_Task instructions_
Which lines below include "electron"? Copy them all.

[Dataset rows for apps and sites]
-- -- --
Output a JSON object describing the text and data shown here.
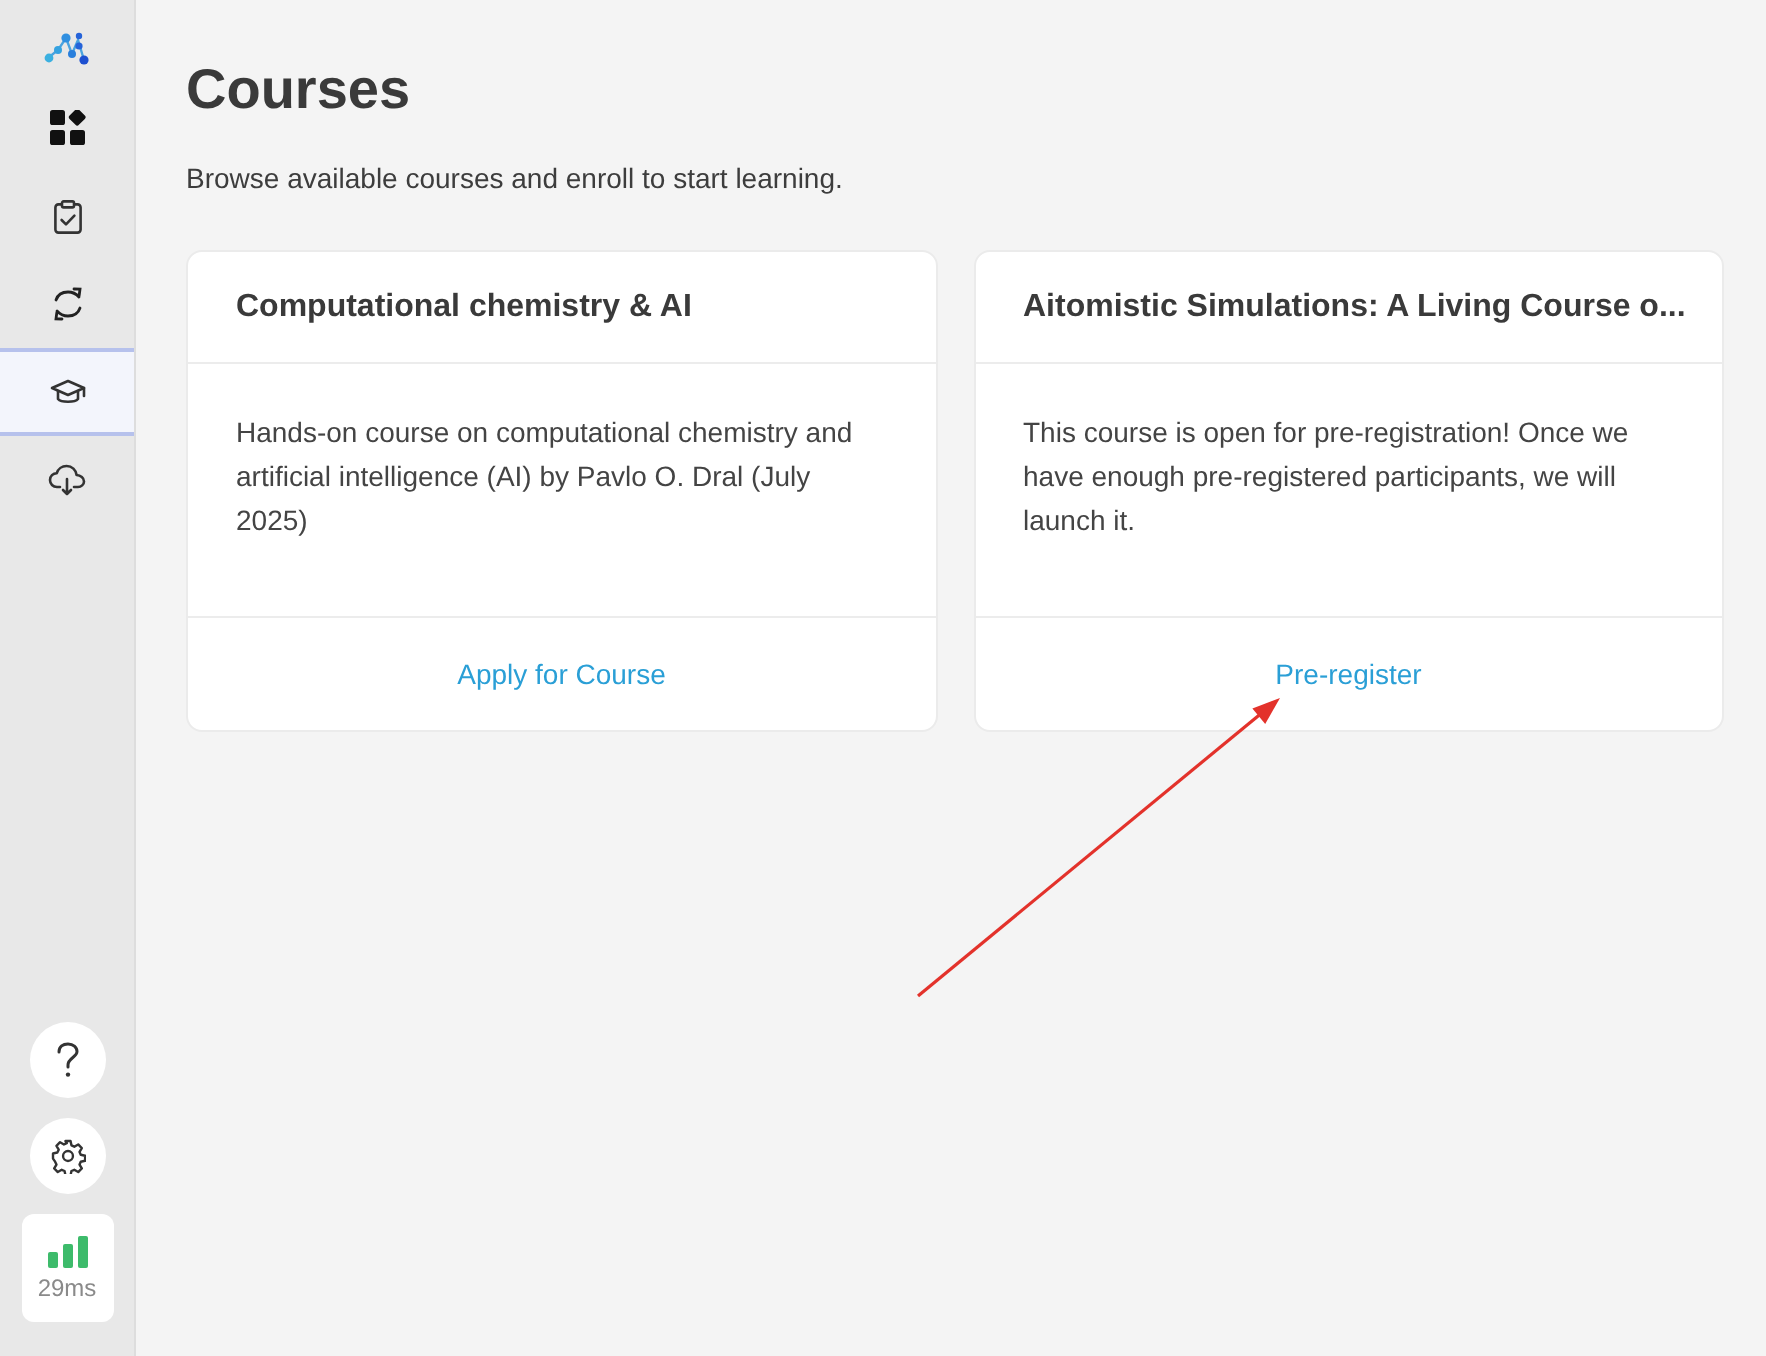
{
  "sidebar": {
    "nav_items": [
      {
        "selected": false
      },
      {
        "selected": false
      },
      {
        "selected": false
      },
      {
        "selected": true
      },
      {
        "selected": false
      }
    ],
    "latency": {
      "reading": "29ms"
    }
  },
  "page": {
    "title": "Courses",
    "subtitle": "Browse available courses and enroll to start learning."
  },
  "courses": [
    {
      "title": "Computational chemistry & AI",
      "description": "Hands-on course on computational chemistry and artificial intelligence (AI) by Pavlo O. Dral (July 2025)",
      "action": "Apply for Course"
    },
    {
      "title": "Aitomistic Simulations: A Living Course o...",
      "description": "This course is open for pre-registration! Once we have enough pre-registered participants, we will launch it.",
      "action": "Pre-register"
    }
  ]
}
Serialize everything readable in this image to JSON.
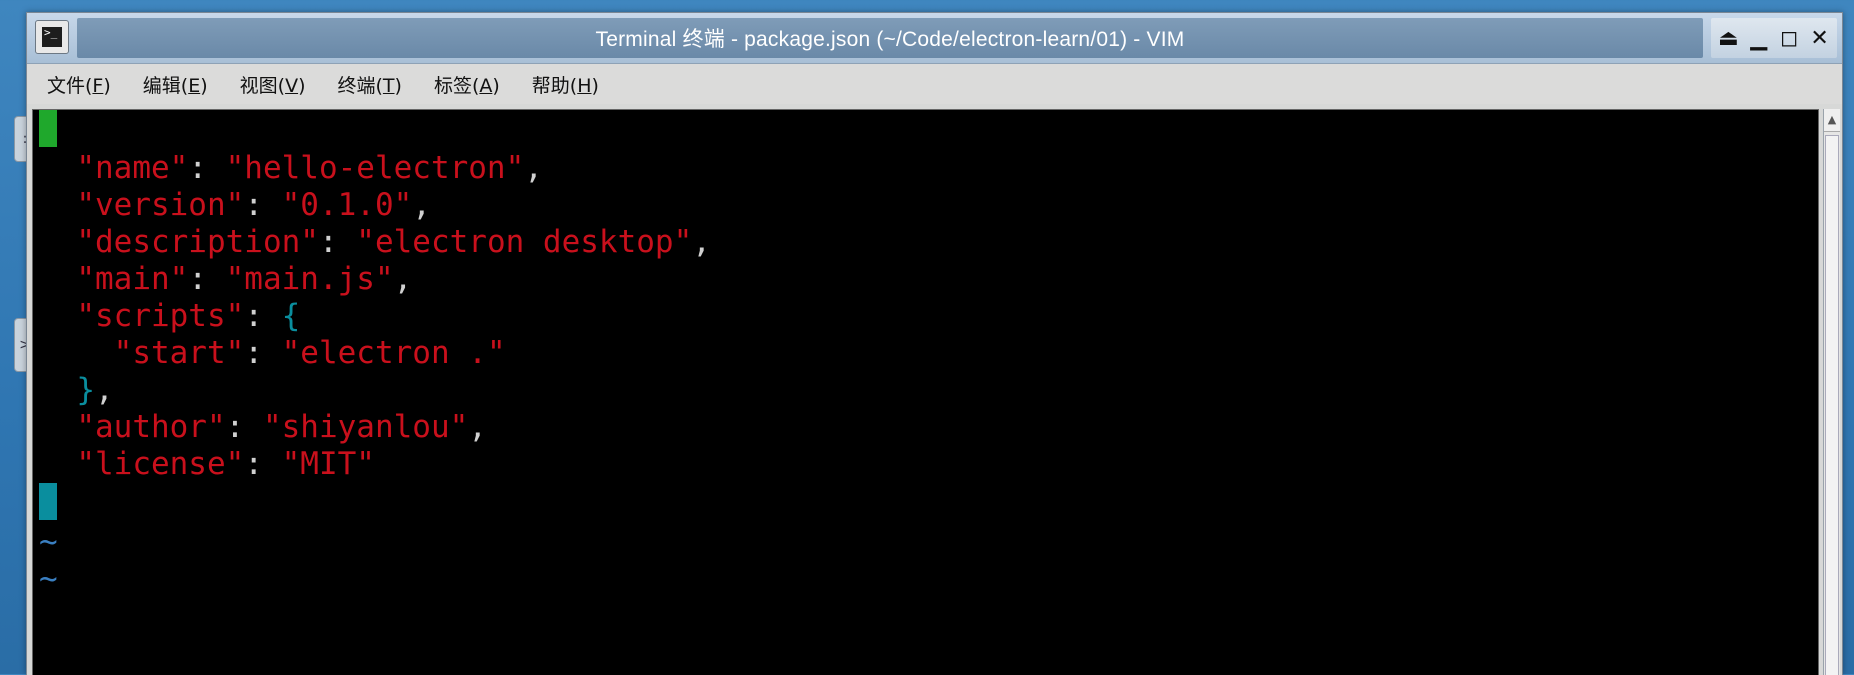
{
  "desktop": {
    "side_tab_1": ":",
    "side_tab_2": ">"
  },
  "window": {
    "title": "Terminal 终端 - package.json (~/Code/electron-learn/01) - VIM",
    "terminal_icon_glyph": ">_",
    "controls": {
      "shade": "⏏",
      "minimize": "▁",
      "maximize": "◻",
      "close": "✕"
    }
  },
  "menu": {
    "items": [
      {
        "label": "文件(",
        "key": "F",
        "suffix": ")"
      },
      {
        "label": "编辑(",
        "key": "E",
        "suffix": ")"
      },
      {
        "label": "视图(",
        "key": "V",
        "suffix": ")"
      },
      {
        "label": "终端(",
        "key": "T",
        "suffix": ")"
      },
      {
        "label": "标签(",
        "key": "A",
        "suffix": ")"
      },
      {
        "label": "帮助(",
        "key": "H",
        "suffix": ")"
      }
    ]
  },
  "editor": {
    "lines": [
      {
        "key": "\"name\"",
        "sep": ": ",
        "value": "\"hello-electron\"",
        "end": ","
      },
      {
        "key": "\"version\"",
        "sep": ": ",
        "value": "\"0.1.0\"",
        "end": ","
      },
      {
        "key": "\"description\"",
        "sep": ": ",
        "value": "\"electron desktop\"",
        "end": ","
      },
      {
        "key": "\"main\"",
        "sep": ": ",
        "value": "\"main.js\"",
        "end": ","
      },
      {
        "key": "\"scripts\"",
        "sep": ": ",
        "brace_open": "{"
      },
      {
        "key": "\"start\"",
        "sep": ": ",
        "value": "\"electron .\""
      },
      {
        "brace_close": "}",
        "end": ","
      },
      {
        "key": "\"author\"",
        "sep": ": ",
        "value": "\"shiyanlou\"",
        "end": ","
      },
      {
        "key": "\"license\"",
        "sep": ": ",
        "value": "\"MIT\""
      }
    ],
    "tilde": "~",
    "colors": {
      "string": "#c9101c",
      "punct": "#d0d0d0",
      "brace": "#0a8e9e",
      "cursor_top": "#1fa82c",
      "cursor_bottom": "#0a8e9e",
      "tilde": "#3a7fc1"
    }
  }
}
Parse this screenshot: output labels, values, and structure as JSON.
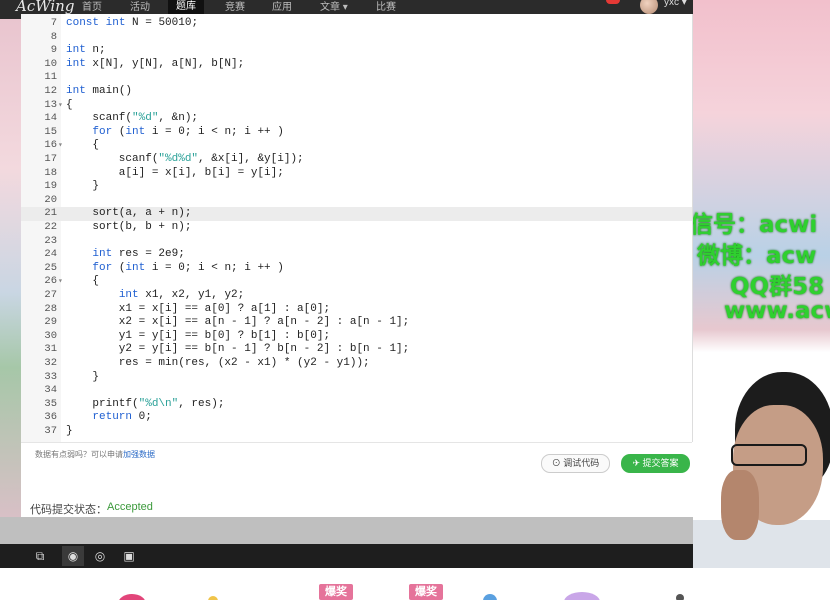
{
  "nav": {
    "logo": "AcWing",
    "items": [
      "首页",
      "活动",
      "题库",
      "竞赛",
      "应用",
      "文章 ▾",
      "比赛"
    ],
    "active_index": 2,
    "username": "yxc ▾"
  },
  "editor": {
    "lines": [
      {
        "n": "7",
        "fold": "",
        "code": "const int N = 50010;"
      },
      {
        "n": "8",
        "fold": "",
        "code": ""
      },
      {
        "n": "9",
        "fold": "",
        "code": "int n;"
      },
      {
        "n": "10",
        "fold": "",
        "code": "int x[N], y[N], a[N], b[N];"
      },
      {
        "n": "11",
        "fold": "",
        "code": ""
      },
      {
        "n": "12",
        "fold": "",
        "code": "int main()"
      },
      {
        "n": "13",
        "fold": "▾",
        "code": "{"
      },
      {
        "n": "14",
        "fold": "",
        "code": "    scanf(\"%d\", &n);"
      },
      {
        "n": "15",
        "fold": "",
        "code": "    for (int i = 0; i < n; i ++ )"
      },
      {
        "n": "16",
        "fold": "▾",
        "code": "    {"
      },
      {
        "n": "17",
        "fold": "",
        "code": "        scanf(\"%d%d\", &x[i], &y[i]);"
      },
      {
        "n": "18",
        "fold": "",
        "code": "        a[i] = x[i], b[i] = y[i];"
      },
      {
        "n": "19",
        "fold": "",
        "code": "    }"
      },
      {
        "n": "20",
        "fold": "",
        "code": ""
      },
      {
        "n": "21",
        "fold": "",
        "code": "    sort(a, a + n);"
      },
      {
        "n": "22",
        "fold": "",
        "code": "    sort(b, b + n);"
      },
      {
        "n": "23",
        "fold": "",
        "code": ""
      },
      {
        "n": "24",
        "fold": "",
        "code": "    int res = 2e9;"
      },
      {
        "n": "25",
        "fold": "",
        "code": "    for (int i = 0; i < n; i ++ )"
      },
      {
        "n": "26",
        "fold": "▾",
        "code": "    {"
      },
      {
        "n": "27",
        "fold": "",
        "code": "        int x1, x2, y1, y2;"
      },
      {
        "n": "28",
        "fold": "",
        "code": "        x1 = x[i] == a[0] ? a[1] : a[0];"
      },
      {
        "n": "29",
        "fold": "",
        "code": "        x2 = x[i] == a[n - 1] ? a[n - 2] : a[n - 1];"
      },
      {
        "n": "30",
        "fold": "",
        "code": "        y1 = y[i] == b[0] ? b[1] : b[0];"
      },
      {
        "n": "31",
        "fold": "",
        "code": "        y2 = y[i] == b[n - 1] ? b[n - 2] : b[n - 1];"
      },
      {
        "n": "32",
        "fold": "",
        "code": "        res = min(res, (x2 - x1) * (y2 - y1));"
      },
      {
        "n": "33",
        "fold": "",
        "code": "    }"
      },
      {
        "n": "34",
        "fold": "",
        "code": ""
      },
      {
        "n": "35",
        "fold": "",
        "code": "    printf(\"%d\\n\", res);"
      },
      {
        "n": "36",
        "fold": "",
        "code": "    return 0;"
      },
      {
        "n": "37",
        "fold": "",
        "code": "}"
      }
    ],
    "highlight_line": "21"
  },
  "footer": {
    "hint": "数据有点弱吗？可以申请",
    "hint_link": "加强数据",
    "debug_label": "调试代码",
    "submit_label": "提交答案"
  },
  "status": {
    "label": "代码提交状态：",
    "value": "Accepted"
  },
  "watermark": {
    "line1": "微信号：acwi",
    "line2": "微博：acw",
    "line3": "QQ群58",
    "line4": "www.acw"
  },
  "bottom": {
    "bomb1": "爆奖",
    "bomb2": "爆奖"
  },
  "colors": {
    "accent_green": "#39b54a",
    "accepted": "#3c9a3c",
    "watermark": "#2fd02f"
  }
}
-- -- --
_Output for this task_
    "title": "Terminal 终端 - package.json (~/Code/electron-learn/01) - VIM",
        "value": "\"hello-electron\"",
        "value": "\"electron desktop\"",
        "value": "\"electron .\""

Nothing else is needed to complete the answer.